Launched in 2019, Mass CultivatED strives to help people who were arrested or incarcerated, have family members who had those same experiences, or live in an area where those experiences have had a disproportionate impact on the population. The program refers to them as “fellows.”
“When I decided to get one of these licenses and create a cannabis business, one of the things that I was aware of was the injustice and enforcement of those laws and of cannabis,” says Dr. Karen Munkacy, founder, president and CEO of Garden Remedies, a vertically integrated cannabis company in Massachusetts and one of Mass CultivatED’s partners. Many of those who are arrested and incarcerated for cannabis are minorities or people who are unable to afford an expensive attorney, she adds.
Pauline Quirion, director of the CORI and Re-entry Project at Greater Boston Legal Services (GBLS), another partner, says businesses and organizations are stating that “Black Lives Matter” and issuing statements in support of racial equality. Mass CultivatED is taking that a step further, she adds. “These are folks who are actually not just talking about racial equality, they’re doing something, they’re giving people real opportunities for employment and also for a career, which is really life changing, because if you think about the War on Drugs, it has had the biggest impact on communities of color.”
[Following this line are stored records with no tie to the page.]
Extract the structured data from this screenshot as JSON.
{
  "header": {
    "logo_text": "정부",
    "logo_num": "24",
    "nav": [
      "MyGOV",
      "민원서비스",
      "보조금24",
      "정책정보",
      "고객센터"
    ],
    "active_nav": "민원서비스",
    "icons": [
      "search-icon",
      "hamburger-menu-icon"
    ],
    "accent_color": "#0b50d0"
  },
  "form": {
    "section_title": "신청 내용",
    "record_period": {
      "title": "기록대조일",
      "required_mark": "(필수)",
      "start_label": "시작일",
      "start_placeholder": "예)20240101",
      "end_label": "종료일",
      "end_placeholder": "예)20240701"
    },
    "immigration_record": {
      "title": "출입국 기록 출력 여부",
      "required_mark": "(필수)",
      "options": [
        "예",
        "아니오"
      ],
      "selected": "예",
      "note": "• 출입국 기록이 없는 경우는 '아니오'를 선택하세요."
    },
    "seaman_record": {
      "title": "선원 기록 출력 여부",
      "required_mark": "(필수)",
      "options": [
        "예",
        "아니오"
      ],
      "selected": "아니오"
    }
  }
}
Mass CultivatED was founded by Massachusetts State Rep. Chynah Tyler (D), who serves the largely minority and low-income 7th Suffolk district. In building Mass CultivatED, Tyler’s former Chief of Staff Ryan Dominguez, now the